Outside is not free and the promotion of it devalues those that work tirelessly to protect it.
I used to use that # but now it’s one of my worst sayings…why? Because your #outsideisfree space is not free at all but is paid for by someone else. Any responsible landowner knows that owning land is an expensive privilege. Whether that is a reserve manager, farmer, or tax payer- someone is paying to manage and look after a space that allows you to play outdoors, rather than in a gym. And because I think that the outdoors is a million times better than a gym, it irks me that we don’t value it as such.
Many people pay heavily to use gym equipment and have a safe indoor space, while providing a similar space outside is promoted as something that should be free.

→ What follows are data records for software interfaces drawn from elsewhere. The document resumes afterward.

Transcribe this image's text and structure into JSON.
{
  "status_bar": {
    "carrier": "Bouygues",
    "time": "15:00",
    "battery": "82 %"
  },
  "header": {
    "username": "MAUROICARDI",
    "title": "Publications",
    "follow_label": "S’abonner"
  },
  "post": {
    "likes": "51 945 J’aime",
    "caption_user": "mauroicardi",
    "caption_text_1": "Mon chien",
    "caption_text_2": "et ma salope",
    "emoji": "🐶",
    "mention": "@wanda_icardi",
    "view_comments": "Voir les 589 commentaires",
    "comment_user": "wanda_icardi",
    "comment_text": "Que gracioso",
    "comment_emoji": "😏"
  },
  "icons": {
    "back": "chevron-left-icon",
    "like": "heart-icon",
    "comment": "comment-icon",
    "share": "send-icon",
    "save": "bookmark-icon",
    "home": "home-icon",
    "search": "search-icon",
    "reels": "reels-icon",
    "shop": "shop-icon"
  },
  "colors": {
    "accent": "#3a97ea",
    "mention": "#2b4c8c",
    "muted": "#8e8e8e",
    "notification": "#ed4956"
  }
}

We therefore devalue the significant effort and cost associate with making that space available. We promote the concept that being outside is a free good for all, when it is really an amazing privilege. When we communicate the perspective that it’s free, we devalue the cost and effort required to look after that space. Especially if it is free of invasive vegetation, has fire breaks to protect infrastructure and includes awesome trails. We are promoting the perspective that we should not have to pay anything (or very little) to run, hike, bike, swim or walk our dogs in the outdoors. But at the same time, we expect a safe, litter free environment that has loads and loads of awesomely groomed trails to explore 24-7.
And what about public spaces? surely #outsideisfree applies to municipal land, neighborhood streets, parks, and nature reserves? These are public lands, roads or spaces that all can use freely? But these are also not free and we are all picking up that bill. We should enjoy them, promote them, and exercise in them but when we #outsideisfree we undermine the massive effort to make that space available to all. They are paid for by municipal, provincial or national taxes which are, in part, paid for by all of us. Increasingly, and this is not just in South Africa, there are less and less resources available to look after these spaces and so we need to value every cent that is allocated to them. To keep them as spaces where we can safely play outdoors, more and more communities are needing to come together to raise the required funds. Think about what is required to look after your local park. Someone must look after the lawn, maintain the paths, pick up litter and, importantly, allocate security to keep it safe. As a South African female who loves the outdoors, this is an immense and rare privilege. I’m not saying that municipalities should not allocate funds to these services, they should, but I think it’s really important to understand that these funds are going to your park, possibly, at the cost of something else. There may also be a government official who is fighting (maybe a losing battle) to protect that budget for your space so let’s acknowledge that and #valuetheoutdoors because it’s most definitely not free.
Life in a forest in the mountains